Centre for Innovation in Learning and Teaching (CILT)

Collaborative Student Learning

Students stand in circle discussing

What is CSL?

Collaborative Student Learning (CSL) is a new peer-led learning model developed at SOAS and inspired by internationally recognized programmes such as Supplemental Instruction and PASS. Put simply CSL is the practice of students meeting regularly in small structured study groups, to work collaboratively through shared areas of difficulty on their course. These group sessions are lead by CSL Facilitators - students from more senior years of study who have previously taken the same course and have been trained in group facilitation by the University. These CSL Facilitators act as a mentor and a guide, but not as a teacher. Their task is to help the CSL Participants to collectively identify, organise, and deconstruct components of the course that are being experienced as difficult, and then to facilitate group activities or discussions that will help the participants to develop solutions.

Who can attend CSL?

CSL sessions are subject-specific and run on a weekly basis alongside lectures and tutorials. CSL programmes are centrally co-ordinated, department-owned and student-led.
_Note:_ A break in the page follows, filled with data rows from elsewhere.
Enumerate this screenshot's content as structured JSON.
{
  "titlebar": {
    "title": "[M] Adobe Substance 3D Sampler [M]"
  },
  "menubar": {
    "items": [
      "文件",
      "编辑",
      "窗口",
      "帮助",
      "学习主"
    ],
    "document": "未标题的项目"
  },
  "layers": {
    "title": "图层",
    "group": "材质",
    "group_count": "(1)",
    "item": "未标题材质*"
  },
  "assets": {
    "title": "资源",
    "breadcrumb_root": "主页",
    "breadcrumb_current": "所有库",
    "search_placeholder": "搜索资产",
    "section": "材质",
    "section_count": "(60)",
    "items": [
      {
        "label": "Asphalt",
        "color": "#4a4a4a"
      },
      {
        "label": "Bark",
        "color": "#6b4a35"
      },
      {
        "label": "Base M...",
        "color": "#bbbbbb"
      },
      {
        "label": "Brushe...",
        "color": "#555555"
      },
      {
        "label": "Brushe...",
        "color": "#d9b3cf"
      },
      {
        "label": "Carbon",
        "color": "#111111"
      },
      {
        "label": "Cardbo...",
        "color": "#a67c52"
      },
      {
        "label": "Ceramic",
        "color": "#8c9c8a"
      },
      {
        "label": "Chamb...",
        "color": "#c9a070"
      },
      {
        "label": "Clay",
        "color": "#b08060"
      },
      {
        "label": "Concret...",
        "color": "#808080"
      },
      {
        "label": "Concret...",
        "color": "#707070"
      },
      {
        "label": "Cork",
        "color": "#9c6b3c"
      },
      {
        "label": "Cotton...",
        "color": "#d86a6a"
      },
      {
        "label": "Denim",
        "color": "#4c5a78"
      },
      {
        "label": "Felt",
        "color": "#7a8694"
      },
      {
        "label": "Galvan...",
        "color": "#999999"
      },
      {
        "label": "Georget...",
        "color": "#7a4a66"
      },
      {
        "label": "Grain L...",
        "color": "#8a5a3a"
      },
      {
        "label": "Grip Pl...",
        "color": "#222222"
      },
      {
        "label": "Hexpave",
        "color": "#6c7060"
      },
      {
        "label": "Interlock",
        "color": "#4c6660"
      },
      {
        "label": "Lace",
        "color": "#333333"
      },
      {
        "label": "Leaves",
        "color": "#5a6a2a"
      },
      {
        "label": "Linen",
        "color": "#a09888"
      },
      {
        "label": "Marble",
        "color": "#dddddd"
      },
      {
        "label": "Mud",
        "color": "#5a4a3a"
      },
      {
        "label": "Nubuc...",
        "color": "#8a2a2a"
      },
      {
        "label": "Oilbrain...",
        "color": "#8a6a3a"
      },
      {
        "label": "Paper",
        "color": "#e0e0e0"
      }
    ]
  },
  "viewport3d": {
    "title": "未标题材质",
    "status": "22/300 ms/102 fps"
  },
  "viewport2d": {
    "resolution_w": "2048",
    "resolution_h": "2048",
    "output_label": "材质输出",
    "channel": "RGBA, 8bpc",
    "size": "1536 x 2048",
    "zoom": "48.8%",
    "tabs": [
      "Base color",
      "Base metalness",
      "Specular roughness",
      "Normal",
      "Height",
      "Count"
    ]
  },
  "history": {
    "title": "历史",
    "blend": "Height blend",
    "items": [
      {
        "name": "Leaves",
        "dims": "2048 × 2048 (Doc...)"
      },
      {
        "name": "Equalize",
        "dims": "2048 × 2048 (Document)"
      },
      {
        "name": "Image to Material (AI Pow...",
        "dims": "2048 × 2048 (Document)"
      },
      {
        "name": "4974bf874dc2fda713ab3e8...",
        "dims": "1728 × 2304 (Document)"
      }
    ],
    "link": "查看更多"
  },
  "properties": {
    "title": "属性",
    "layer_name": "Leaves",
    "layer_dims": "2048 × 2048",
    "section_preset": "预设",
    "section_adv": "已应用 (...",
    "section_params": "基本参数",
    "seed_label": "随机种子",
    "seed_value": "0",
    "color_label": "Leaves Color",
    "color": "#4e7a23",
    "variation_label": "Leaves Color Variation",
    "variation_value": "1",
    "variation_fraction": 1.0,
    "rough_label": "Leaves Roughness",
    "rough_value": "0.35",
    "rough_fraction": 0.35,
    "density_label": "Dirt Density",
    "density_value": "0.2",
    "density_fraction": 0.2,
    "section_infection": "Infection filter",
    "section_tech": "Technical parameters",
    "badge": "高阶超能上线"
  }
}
In the academic year, 2019-2020 successful pilot schemes ran for first-year modules in Swahili, Chinese, Japanese, Arabic, Persian, Anthropology, Law and Development studies.

Further pilots and a series of full-length programmes will be running again in the academic year of 2020-2021 with a view to eventually making CSL available to students in every department.
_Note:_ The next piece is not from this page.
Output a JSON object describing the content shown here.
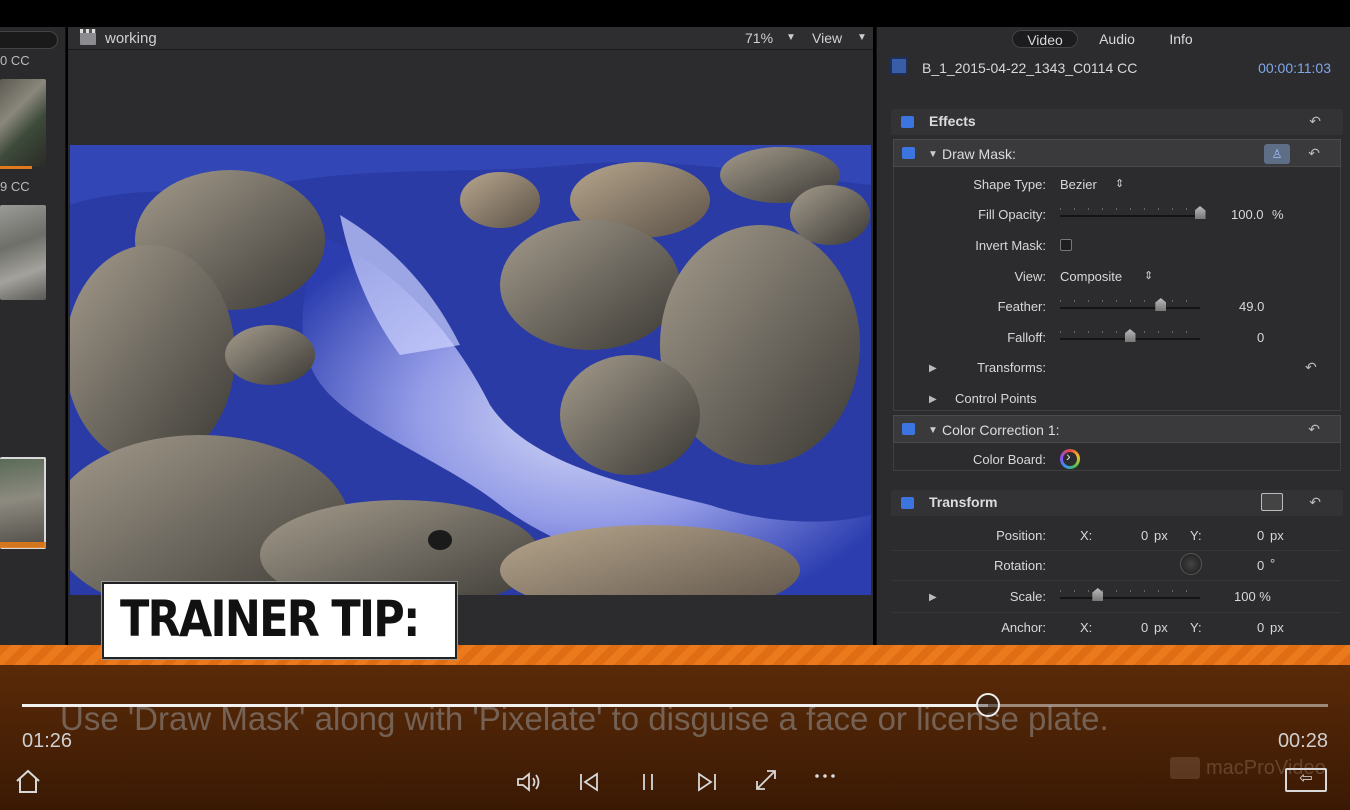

What are the benefits of CSL?

Reported benefits for students who participate in peer-led learning sessions:
  • Subjects that run peer-led learning sessions attain lower failure and attrition rates (students dropping off the course), a higher percentage of first-class grade attainment & higher mean grade.
  • Academically, students take greater ownership of their learning experience, develop a deeper understanding and personal interest in their subject, and refine there own learning strategies and study skills
  • Reduced anxiety associated with transition into HE, have a greater sense of belonging and improved academic confidence.
  • Enhanced friendship and community development, greater confidence in social integration and participate more fully in the wider SOAS community.
  • These factors additionally contribute to better student retention (academic success and completion).

Reported benefits for CSL Facilitators :
  • Acquisition of higher-level transferable skills and leadership experience that are recognized by employers and accreditation bodies, improving students employability
  • Developing a deeper understanding of their subject, and opportunity to review foundational knowledge, impacting positively on attainment
  • Developing relationships and academic support networks, as well as enhancing intercultural awareness, leading to greater sense of belonging
  • Develop metacognitive/meta-learning skills - 'learning how you learn/think’ impacting positively on attainment
  • Receive a reference at the end of the year and tailored support from the careers service on showcasing their CSL experiences
  • Become a part of the growing SOAS CSL Facilitator network, with social events, special support and other benefits
  • Opportunity for progression within the growing Peer Support sector in Higher Education

For more information on how to get involved with future CSL programmes or to inquire about CSL on your course please email